DATA FOR THIS TASK:
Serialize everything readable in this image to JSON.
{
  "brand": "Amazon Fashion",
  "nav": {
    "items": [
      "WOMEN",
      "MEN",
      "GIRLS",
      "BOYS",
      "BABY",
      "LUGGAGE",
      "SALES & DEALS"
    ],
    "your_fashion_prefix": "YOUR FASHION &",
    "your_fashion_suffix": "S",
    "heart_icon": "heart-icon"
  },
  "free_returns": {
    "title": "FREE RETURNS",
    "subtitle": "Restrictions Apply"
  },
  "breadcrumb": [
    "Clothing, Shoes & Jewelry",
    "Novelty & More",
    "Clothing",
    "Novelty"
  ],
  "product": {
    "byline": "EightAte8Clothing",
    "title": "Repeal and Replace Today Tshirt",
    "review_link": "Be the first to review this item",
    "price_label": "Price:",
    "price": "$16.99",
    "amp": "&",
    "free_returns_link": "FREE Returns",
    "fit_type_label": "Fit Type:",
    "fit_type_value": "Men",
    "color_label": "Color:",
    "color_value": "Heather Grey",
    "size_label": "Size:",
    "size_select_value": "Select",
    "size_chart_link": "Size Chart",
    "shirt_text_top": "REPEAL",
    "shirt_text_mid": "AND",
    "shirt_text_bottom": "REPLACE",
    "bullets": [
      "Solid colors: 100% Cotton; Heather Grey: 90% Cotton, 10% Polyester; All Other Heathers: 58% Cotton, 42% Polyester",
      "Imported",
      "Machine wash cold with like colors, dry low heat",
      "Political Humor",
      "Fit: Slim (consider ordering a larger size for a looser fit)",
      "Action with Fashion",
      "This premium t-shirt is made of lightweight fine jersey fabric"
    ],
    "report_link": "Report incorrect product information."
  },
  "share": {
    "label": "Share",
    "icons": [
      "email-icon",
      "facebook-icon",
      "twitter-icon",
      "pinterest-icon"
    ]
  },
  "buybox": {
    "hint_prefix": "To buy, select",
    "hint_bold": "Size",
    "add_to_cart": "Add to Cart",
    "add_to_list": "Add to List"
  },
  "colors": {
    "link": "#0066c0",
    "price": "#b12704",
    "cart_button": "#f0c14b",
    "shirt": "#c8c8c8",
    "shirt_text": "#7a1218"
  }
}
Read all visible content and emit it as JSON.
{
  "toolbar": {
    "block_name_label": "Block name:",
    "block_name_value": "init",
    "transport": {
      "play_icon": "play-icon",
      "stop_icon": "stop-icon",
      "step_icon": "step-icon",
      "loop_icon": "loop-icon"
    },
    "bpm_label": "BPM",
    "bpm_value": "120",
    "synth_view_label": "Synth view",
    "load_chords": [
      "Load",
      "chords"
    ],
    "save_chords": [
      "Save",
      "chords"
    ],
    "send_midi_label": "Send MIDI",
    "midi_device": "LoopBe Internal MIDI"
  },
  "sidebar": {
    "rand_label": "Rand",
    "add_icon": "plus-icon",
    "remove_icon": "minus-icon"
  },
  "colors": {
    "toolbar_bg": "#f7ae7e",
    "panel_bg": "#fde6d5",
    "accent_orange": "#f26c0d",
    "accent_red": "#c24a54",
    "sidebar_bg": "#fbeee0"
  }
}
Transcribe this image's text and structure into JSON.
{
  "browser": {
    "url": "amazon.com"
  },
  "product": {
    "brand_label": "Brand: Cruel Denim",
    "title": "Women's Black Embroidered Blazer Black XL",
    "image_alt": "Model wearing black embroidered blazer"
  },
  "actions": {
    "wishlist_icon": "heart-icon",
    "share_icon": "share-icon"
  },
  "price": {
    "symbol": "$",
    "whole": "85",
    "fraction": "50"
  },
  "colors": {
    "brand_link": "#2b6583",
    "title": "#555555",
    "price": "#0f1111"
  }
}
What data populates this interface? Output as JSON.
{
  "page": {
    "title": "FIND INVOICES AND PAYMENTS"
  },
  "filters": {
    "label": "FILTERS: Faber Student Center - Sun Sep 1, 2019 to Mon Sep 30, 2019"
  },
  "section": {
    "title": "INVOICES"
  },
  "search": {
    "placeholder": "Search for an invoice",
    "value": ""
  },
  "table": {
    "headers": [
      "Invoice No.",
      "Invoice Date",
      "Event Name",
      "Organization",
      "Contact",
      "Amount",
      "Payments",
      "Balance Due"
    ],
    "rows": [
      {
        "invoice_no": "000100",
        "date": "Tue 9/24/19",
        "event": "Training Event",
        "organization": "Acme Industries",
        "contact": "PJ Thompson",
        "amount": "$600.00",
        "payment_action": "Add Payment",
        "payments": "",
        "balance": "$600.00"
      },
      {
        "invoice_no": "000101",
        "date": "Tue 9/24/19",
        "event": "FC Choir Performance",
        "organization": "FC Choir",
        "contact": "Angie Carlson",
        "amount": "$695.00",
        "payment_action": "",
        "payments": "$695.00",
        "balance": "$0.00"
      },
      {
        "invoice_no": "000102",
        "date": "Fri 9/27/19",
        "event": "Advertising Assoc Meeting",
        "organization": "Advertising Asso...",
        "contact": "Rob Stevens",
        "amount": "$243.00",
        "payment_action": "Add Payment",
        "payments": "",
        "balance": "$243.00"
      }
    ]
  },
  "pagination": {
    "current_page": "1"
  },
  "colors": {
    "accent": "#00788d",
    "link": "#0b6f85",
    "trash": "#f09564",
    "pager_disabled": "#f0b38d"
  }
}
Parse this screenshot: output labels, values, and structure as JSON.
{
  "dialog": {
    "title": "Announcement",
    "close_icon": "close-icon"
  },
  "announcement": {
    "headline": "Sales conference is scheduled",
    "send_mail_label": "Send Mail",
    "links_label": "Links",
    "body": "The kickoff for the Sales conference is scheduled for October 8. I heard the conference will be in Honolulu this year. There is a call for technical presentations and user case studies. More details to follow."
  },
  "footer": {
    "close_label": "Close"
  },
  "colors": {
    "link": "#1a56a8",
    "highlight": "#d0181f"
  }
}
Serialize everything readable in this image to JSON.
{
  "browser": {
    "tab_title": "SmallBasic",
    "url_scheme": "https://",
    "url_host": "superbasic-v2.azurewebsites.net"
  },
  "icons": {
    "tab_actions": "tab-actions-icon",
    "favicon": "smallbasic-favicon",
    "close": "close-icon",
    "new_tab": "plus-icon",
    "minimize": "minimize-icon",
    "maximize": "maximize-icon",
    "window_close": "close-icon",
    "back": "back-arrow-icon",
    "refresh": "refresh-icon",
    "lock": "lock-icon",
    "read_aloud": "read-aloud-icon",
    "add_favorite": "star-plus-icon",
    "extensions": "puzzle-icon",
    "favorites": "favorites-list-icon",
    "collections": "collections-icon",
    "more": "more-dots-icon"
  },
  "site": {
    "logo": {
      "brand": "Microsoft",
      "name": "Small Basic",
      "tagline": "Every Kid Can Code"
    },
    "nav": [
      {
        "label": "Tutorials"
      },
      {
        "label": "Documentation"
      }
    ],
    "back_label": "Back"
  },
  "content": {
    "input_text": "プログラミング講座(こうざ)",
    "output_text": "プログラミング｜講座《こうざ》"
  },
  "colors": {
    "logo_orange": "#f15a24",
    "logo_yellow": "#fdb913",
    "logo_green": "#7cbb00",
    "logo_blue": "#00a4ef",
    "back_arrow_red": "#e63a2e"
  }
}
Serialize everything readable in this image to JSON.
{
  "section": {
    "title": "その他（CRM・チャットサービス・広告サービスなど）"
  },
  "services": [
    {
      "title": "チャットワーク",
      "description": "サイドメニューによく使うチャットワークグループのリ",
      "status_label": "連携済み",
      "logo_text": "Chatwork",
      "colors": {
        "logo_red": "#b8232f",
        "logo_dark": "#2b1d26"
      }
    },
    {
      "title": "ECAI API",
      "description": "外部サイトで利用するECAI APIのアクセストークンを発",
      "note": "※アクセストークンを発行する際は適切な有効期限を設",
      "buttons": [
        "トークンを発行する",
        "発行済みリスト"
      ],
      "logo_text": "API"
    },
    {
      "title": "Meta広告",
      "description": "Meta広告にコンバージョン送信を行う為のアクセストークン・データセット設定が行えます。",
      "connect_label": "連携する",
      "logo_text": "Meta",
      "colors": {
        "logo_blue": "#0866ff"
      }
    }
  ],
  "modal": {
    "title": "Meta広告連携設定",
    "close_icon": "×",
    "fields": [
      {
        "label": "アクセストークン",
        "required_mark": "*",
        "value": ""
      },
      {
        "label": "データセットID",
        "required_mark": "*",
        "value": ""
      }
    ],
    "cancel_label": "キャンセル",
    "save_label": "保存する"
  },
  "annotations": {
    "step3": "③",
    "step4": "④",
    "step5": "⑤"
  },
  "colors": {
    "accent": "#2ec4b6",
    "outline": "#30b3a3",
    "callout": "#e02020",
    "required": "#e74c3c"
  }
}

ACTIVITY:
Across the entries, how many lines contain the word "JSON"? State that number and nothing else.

ANSWER BELOW:
7